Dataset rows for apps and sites
........
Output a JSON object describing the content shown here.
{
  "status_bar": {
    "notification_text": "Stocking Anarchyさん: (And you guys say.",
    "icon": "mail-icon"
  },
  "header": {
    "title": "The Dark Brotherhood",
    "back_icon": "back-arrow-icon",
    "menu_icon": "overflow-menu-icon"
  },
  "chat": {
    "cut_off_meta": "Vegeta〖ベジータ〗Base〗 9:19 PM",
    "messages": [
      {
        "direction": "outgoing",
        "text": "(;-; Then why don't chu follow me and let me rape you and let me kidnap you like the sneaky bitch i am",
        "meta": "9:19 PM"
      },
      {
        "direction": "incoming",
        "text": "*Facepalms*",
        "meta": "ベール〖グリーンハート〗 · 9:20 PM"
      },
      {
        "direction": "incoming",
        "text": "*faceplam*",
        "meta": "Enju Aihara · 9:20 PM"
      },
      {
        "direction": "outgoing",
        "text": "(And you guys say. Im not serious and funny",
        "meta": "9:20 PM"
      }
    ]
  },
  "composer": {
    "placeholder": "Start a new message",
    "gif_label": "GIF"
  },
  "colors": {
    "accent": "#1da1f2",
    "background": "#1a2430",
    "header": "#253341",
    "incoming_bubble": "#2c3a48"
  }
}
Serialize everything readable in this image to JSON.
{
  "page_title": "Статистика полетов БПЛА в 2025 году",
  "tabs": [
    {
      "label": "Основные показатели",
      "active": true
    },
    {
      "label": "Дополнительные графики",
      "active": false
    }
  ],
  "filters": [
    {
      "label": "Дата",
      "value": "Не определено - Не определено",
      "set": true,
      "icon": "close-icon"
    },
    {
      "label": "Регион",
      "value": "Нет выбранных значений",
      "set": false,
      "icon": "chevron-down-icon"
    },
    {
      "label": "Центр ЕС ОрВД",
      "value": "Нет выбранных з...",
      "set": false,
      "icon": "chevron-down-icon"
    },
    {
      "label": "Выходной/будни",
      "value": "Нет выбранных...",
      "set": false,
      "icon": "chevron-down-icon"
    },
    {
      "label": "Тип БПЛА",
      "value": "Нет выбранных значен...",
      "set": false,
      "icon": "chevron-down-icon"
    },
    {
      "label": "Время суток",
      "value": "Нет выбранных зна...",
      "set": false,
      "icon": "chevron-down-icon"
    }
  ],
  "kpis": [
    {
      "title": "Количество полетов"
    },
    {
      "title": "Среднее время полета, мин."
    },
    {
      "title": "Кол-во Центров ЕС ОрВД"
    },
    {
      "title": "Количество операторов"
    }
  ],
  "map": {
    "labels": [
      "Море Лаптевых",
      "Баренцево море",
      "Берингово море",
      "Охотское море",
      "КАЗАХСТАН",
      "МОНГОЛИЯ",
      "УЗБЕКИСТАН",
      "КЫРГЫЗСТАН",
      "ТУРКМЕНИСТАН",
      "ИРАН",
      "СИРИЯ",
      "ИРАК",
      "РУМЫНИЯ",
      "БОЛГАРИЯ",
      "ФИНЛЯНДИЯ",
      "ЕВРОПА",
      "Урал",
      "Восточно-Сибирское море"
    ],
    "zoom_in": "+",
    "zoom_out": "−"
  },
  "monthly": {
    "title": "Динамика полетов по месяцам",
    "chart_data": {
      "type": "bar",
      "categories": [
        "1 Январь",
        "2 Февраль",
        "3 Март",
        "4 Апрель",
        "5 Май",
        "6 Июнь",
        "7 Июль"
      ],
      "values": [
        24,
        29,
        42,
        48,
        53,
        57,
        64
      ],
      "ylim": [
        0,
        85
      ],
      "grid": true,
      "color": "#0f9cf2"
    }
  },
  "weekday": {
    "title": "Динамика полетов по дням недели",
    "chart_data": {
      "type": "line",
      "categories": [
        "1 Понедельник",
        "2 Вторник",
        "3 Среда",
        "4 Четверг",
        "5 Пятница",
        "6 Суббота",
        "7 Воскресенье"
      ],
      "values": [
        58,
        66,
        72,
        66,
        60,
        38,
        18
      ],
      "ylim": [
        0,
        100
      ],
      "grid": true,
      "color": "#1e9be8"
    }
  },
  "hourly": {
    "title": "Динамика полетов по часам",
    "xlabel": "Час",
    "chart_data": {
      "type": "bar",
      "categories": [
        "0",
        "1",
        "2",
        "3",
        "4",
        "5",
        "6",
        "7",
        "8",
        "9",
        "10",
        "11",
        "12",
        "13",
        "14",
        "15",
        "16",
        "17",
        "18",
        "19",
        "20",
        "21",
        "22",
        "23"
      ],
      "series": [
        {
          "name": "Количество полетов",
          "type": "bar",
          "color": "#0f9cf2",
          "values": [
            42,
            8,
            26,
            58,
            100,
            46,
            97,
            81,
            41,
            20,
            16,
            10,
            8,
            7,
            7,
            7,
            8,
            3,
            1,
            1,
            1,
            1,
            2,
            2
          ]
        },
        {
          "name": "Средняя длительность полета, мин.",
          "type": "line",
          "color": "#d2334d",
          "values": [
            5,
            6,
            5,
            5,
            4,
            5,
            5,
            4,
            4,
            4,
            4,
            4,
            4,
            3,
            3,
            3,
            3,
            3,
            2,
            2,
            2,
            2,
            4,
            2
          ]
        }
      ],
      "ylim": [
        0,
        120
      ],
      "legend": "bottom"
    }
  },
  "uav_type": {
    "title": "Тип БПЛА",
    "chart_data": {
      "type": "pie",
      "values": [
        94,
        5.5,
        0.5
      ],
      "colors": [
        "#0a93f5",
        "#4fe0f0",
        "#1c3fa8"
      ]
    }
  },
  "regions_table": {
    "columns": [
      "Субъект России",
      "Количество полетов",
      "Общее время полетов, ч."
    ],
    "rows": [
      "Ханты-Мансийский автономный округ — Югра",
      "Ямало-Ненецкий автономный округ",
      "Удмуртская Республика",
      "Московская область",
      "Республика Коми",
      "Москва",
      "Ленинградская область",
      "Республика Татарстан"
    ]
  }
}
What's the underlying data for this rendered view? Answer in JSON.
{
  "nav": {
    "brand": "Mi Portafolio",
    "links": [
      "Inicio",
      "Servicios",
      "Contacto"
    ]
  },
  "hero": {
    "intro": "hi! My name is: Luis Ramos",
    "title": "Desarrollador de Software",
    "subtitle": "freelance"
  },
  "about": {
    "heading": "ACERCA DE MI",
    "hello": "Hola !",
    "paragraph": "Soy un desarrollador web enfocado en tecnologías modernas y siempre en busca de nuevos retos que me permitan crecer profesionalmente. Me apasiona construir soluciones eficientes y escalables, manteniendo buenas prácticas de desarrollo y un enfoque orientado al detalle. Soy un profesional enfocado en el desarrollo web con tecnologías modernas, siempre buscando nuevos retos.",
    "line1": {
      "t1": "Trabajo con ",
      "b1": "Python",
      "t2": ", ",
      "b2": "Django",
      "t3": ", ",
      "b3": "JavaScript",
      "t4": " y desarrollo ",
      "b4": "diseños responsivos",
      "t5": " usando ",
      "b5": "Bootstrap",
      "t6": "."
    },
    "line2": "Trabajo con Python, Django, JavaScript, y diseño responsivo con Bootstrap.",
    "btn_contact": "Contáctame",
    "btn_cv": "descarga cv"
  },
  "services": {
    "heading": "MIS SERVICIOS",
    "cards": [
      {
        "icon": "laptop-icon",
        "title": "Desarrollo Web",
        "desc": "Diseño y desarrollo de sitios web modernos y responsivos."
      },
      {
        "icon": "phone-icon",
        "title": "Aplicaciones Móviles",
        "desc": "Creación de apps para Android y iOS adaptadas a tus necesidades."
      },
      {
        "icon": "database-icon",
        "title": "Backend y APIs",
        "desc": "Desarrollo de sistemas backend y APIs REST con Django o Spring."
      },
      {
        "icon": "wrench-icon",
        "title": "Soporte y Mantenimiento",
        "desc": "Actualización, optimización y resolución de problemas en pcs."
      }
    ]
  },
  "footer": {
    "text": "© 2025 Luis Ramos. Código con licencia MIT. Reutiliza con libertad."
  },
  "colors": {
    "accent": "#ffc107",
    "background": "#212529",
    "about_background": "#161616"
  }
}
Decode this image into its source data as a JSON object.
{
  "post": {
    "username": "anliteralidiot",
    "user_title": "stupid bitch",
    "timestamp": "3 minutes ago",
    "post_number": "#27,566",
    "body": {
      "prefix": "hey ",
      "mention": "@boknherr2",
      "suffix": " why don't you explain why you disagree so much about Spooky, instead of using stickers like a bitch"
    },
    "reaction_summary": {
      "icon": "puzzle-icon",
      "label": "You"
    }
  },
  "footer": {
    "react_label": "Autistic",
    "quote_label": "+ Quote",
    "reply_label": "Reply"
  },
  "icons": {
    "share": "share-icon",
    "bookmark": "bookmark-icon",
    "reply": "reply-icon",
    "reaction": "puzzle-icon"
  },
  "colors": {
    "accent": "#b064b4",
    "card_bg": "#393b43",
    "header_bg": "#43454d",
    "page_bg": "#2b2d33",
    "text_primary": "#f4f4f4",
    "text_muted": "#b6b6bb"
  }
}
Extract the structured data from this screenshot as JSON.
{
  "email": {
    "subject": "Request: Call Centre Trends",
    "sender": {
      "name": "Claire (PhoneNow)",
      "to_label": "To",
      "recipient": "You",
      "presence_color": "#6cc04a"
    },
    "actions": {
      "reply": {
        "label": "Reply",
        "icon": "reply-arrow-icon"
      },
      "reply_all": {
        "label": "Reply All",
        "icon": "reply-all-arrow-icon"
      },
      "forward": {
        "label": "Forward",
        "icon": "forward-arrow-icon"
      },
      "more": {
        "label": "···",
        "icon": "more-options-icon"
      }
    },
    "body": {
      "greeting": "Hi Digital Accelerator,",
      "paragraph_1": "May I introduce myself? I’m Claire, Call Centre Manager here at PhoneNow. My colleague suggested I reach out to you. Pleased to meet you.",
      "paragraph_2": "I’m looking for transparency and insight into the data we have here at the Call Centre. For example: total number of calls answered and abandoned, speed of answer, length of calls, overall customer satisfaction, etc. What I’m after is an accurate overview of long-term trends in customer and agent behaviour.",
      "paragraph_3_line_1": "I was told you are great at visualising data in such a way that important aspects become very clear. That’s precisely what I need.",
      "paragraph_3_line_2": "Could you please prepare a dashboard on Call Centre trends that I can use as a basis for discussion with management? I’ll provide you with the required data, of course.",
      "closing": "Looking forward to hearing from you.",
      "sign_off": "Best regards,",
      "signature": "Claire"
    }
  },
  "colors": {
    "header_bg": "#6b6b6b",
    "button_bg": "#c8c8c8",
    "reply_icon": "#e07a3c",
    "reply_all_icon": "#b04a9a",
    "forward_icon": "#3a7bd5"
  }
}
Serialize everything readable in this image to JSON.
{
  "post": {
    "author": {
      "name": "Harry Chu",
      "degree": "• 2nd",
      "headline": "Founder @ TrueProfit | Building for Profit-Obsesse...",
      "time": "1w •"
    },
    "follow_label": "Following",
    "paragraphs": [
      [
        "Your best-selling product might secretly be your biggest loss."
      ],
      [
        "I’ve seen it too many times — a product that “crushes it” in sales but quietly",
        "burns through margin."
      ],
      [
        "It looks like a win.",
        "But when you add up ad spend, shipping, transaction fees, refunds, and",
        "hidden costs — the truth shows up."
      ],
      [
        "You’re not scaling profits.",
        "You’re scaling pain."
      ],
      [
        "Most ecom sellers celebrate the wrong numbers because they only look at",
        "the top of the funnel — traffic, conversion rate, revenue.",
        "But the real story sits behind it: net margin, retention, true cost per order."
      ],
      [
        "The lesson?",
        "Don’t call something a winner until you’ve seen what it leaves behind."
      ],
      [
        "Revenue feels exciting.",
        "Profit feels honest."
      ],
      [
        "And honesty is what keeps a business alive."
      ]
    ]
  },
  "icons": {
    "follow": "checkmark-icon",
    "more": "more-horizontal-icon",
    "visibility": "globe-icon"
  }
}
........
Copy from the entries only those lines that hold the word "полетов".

■ **Your solution**:
  "page_title": "Статистика полетов БПЛА в 2025 году",
      "title": "Количество полетов"
    "title": "Динамика полетов по месяцам",
    "title": "Динамика полетов по дням недели",
    "title": "Динамика полетов по часам",
          "name": "Количество полетов",
      "Количество полетов",
      "Общее время полетов, ч."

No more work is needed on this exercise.